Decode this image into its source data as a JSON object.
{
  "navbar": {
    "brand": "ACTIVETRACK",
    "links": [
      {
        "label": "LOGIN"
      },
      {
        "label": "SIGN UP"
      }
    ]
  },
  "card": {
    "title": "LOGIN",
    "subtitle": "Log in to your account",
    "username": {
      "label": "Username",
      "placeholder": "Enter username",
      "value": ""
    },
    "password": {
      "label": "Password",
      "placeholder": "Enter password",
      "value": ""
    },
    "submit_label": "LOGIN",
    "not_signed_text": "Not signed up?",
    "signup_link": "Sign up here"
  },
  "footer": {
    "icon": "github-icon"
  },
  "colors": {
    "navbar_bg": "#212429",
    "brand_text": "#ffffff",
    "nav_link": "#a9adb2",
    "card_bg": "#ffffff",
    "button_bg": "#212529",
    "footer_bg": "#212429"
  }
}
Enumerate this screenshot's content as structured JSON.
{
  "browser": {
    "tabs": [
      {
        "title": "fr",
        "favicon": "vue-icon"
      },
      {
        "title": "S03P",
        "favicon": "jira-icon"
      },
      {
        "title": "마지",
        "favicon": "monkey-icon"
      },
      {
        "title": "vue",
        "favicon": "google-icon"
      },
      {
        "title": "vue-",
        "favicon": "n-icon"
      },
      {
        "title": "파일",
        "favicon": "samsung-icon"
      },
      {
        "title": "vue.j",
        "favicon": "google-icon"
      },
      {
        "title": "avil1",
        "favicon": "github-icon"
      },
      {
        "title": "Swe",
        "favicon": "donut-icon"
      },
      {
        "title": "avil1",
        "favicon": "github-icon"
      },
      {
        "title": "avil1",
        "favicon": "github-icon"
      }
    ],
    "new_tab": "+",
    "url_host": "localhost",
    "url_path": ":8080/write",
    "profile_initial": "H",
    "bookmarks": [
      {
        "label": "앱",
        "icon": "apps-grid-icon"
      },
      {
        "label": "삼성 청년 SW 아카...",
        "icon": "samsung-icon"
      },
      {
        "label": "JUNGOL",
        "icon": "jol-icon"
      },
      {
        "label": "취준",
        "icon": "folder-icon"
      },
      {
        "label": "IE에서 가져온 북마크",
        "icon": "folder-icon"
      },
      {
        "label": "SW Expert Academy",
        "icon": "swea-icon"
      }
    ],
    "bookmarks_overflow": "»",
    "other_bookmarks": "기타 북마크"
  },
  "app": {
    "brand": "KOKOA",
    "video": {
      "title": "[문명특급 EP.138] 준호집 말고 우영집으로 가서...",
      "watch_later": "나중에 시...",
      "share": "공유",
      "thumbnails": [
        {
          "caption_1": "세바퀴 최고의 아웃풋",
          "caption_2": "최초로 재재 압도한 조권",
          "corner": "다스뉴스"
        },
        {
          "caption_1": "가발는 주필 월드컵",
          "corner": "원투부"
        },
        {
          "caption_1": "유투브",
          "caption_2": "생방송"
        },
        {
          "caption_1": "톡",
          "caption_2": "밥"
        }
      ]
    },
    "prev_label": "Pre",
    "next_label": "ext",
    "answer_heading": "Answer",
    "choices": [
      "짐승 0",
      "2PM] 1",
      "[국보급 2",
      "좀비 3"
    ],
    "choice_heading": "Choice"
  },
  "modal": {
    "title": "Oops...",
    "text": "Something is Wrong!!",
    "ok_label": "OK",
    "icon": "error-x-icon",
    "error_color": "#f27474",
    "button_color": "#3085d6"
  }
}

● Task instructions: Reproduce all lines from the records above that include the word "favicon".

● Output for this task:
        "favicon": "vue-icon"
        "favicon": "jira-icon"
        "favicon": "monkey-icon"
        "favicon": "google-icon"
        "favicon": "n-icon"
        "favicon": "samsung-icon"
        "favicon": "google-icon"
        "favicon": "github-icon"
        "favicon": "donut-icon"
        "favicon": "github-icon"
        "favicon": "github-icon"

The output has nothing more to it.